Ford next contends that Plaintiff's Exhibits FF and GG, which were carbon copies of contracts for the sale of tomatoes and melons to be grown on the river ranch in 1969, were improperly admitted into evidence since they violate the best evidence rule. We do not agree. The trial court properly ruled that these carbon copies were "original" documents within the meaning of C.R.C.P. 43(g), and that the prerequisites of that rule need not be met. Foderaro v. Ghione, 111 Colo. 422, 142 P.2d 274 (1943). See also 2 Jones on Evidence § 7:31 at 146 (S. Gard 6th ed. 1972).

Ford also argues that certain U.S. D.A. market reports, introduced as Plaintiff's Exhibits MMM, NNN and OOO, were improperly admitted because they are irrelevant. Though Ford failed to timely object to some of these exhibits, we will address this issue as to all three exhibits, since this question may well arise again upon retrial.

The prices contained in the market reports represent the prices wholesalers receive at the Denver market, and not the prices they pay to the farmers. We therefore agree with Ford that the wholesale prices quoted in these exhibits have little to do with the farm prices which are at issue *107 here. Unless the Prutches can show some relationship between the on-farm and at-market prices, these exhibits should not be admitted.

Ford also objects to the rulings made on the admission of certain photographic evidence introduced on both sides. The Prutches insist that certain photographs, offered as Plaintiff's Exhibits QQQ and RRR, are relevant as to the standard of care exercised by Ford employees. However, this case was tried on a breach of warranty and not on a negligence theory. These photographs are therefore immaterial and should not be admitted into evidence at retrial.

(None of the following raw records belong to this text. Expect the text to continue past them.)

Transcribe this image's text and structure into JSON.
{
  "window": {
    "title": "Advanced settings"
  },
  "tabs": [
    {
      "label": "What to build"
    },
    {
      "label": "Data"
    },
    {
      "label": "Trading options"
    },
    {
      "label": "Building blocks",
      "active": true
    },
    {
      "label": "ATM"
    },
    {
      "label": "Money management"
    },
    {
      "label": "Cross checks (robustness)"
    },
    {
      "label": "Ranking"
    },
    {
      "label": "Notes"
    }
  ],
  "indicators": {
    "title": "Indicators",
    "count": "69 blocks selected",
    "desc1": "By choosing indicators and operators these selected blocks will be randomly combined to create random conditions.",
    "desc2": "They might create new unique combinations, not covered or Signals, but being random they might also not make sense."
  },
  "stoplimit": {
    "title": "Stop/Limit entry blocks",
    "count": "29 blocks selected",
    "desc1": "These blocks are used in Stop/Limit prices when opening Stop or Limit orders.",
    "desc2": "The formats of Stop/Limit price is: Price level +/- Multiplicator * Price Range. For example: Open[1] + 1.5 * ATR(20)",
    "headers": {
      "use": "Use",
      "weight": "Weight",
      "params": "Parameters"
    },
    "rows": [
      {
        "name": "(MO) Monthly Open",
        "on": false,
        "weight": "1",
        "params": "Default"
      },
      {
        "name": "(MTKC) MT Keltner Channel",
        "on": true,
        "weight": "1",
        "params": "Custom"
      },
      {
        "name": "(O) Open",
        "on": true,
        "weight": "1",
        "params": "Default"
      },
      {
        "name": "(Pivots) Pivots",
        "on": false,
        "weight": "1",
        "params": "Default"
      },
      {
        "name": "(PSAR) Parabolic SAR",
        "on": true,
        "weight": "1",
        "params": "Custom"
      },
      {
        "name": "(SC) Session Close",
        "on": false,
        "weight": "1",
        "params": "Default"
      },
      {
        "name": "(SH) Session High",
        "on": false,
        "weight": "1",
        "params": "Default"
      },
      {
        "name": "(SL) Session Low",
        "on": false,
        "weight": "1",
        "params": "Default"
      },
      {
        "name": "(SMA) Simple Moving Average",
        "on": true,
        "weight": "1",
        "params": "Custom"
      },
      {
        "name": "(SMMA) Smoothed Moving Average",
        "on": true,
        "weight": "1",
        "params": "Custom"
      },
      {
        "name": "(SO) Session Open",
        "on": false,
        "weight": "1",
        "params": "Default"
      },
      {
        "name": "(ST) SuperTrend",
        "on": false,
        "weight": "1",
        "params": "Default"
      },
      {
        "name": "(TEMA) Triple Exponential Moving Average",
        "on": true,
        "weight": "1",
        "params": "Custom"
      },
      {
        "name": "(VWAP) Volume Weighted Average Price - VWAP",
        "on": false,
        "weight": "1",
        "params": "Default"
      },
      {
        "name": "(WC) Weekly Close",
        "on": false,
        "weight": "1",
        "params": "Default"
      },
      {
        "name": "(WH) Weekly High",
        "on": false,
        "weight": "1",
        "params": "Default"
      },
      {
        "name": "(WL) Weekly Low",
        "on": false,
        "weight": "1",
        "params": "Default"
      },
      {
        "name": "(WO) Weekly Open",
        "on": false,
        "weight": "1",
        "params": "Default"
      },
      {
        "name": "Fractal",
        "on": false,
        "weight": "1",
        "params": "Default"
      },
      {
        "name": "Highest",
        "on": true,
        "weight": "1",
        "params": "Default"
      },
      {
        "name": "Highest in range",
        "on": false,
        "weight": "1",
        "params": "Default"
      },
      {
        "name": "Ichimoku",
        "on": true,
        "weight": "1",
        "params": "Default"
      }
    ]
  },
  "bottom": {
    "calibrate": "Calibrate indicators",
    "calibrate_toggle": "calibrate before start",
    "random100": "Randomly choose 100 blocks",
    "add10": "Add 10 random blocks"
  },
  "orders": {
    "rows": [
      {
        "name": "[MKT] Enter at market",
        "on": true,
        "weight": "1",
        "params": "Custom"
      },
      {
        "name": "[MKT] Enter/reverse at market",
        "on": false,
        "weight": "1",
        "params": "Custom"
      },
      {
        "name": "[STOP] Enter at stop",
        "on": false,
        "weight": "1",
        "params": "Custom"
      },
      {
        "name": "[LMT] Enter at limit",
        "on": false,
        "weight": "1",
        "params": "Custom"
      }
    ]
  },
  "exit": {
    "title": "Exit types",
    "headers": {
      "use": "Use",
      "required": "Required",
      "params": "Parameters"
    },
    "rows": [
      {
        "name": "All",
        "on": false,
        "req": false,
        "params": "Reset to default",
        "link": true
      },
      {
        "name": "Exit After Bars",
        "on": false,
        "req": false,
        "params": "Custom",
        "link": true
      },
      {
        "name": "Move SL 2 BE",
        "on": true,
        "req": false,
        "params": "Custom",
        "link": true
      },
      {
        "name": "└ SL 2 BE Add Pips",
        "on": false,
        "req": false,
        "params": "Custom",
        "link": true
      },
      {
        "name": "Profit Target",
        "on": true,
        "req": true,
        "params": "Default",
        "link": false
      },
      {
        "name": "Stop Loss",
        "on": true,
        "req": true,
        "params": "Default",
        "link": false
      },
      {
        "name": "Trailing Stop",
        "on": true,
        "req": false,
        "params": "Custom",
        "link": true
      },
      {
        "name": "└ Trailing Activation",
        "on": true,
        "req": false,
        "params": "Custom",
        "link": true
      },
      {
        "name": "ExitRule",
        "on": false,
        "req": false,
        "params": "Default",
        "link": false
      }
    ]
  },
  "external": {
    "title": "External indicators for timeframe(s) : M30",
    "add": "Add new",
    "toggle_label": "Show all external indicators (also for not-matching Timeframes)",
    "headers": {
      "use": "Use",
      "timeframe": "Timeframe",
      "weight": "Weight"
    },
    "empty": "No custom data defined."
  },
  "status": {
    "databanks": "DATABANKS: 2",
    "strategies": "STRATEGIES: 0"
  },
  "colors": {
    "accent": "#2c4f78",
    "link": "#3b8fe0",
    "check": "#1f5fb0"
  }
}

Ford also objects to nine photographs of the tractor's draft control system taken by Dr. Smith in 1975, and admitted as Plaintiff's Exhibits FFF, TTT, DDD, WWW, UUU, VVV, XXX, YYY and ZZZ. Ford's objection to these exhibits is that there was no foundation to show that these 1975 pictures related to the tractor's 1969 defect. We disagree. The photographs were introduced as part of Dr. Smith's testimony about the tractor's defective hydraulic system. As discussed above, there was evidence that the defect in the hydraulic system was centered in a case sealed at the Ford factory. The situation here, therefore, is distinguishable from Baird v. Power Rental Equipment, Inc., Colo., 552 P.2d 494 (1976), where there was no evidence connecting the accident with the expert's subsequent examination.

Ford attempted to introduce its own photographs, Defendants Exhibits 9-36, showing wear patterns on other pieces of Ford equipment. The Prutches objected to these exhibits on the grounds of relevancy and surprise, and the trial court excluded them. Since we are remanding for a new trial, the surprise issue is moot. As to relevancy, the Prutches argue that the photographs are inadmissible because they depict tractors which are completely different than the Ford model at issue. But the photographs were not introduced for the purpose of showing the similarity between the tractors; rather, they were offered to compare the wear patterns on the hydraulic systems, which systems were identical. On retrial, the court should admit these comparative photographs.


We have reviewed the balance of Ford's allegations of error, and find them to be without merit or do not anticipate that they will arise upon retrial.

The judgment of the trial court is reversed and the cause remanded for a new trial consistent with this opinion.

RULAND and VanCISE, JJ., concur.